= DESCRIPTION OF THE TASK =
Which lines of the entries contain the string "Windows"? Please find them and copy them.

┌──

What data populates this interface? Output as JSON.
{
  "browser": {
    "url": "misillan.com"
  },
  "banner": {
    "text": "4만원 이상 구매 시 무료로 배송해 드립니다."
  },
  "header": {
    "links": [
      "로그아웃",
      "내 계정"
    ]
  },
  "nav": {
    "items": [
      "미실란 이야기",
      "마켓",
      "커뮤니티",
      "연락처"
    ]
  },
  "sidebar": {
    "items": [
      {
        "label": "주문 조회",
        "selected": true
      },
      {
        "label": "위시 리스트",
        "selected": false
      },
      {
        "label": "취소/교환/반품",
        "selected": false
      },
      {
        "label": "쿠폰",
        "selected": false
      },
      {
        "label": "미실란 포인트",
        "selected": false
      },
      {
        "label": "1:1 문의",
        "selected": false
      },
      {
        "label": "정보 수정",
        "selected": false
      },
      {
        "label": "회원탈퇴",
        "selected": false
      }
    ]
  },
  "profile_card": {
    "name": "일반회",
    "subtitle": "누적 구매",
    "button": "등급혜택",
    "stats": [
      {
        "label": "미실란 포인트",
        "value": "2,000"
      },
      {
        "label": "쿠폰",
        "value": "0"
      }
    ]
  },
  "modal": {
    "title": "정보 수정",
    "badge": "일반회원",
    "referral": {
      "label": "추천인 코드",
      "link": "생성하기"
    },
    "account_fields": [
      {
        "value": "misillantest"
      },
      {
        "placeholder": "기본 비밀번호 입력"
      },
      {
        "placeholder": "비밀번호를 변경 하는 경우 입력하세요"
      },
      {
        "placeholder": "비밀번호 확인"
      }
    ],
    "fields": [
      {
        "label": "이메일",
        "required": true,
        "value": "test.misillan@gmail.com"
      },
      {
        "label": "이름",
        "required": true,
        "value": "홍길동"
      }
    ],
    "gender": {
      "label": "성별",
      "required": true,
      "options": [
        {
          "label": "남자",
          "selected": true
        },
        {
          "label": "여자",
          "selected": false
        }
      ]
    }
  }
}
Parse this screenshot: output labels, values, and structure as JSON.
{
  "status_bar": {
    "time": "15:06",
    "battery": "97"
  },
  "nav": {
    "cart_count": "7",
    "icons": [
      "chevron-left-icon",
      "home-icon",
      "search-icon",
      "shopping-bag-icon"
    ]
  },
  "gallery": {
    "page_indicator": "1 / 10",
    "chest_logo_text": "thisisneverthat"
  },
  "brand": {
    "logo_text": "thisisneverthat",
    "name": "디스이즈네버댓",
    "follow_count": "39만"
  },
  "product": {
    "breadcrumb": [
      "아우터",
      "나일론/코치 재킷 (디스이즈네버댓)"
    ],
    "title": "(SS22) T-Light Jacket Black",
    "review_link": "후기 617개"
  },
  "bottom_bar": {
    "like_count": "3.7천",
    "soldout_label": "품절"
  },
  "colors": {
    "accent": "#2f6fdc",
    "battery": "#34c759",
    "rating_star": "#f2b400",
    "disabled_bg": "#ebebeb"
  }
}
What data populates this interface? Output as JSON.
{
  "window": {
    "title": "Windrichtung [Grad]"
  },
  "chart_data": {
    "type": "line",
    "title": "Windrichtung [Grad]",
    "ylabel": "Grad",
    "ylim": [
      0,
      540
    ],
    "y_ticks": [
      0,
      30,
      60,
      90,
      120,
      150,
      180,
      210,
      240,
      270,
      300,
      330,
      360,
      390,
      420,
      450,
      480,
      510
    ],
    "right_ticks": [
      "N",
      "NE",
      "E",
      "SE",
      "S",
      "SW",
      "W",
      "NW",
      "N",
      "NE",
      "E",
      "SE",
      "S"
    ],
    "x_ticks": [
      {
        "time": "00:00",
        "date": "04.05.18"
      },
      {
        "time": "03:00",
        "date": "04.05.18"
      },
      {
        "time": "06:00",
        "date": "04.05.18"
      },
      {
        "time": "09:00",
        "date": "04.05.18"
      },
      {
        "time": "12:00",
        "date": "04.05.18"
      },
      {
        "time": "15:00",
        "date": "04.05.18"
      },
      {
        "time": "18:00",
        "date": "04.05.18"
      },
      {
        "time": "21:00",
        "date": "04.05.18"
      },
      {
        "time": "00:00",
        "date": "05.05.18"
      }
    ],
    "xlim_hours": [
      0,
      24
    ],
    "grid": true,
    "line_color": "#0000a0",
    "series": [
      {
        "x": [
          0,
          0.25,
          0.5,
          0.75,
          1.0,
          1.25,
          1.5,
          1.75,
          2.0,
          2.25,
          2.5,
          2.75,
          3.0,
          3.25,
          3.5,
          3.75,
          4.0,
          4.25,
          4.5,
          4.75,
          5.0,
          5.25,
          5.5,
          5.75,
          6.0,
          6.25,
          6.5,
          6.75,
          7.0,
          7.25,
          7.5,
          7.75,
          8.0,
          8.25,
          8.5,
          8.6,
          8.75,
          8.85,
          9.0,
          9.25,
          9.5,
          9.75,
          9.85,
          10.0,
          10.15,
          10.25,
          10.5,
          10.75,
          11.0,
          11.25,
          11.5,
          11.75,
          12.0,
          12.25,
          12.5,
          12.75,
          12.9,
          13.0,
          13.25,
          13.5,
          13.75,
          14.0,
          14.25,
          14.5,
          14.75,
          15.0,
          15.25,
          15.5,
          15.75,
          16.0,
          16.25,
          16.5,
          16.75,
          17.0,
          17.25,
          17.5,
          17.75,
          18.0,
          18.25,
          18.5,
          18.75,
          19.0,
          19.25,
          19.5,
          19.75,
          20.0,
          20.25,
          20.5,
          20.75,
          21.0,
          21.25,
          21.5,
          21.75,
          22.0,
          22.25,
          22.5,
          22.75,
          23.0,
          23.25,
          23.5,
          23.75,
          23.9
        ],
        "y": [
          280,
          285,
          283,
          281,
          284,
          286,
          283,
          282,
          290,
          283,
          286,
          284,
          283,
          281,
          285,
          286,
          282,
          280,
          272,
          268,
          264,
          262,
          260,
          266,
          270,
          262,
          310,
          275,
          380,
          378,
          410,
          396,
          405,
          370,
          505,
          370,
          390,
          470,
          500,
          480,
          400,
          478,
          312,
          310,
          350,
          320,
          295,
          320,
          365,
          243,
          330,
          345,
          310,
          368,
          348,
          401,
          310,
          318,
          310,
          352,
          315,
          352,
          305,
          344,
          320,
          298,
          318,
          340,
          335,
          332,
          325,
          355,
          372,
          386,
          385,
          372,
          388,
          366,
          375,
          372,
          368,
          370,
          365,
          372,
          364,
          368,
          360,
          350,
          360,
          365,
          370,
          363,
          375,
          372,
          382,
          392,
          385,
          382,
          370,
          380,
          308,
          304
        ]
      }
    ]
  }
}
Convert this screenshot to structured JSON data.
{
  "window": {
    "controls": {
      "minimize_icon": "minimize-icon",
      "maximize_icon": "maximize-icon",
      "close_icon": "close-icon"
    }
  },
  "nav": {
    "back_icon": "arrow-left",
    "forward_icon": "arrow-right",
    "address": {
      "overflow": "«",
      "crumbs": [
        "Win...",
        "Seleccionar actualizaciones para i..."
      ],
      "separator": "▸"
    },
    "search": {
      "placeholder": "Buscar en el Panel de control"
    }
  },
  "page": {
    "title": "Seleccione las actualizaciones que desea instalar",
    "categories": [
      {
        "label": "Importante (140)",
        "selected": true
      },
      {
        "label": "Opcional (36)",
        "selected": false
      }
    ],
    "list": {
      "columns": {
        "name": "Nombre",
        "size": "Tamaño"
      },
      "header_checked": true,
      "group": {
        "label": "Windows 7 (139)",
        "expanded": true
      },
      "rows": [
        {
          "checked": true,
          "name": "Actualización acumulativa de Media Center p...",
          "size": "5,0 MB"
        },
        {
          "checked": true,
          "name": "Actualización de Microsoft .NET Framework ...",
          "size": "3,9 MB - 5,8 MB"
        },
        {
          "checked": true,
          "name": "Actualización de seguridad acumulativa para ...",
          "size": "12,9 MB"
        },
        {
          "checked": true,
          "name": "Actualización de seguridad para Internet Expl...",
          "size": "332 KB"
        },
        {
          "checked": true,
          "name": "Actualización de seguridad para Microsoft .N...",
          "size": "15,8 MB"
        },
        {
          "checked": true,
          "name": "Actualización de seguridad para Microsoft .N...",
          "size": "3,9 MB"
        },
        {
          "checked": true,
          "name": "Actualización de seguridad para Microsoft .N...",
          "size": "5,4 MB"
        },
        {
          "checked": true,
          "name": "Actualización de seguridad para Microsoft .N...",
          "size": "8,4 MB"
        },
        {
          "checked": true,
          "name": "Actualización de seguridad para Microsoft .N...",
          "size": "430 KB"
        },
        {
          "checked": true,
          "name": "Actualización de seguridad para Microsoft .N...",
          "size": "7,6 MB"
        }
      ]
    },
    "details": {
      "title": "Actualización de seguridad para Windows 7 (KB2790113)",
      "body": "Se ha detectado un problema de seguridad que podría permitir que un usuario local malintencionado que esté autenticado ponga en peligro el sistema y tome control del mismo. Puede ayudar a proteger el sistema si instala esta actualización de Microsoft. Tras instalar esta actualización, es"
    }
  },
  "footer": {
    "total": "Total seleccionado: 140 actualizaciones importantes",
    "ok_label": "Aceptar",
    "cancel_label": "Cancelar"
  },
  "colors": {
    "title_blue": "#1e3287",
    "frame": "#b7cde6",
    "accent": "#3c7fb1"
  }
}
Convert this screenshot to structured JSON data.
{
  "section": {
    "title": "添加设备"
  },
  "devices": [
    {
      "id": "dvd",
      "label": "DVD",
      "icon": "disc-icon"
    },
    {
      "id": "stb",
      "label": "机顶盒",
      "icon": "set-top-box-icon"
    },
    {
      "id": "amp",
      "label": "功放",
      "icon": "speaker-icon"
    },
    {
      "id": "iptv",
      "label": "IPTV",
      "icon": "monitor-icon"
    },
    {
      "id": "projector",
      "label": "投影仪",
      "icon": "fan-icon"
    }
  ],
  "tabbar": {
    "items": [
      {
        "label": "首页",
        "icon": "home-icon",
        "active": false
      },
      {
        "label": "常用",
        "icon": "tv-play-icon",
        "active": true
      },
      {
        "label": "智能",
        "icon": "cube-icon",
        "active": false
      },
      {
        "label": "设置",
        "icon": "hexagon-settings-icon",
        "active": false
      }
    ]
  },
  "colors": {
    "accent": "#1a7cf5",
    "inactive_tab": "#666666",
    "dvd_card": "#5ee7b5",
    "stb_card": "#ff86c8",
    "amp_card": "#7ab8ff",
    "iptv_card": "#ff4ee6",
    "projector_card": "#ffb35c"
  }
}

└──

= SOLUTION =
        "label": "Windows 7 (139)",
      "title": "Actualización de seguridad para Windows 7 (KB2790113)",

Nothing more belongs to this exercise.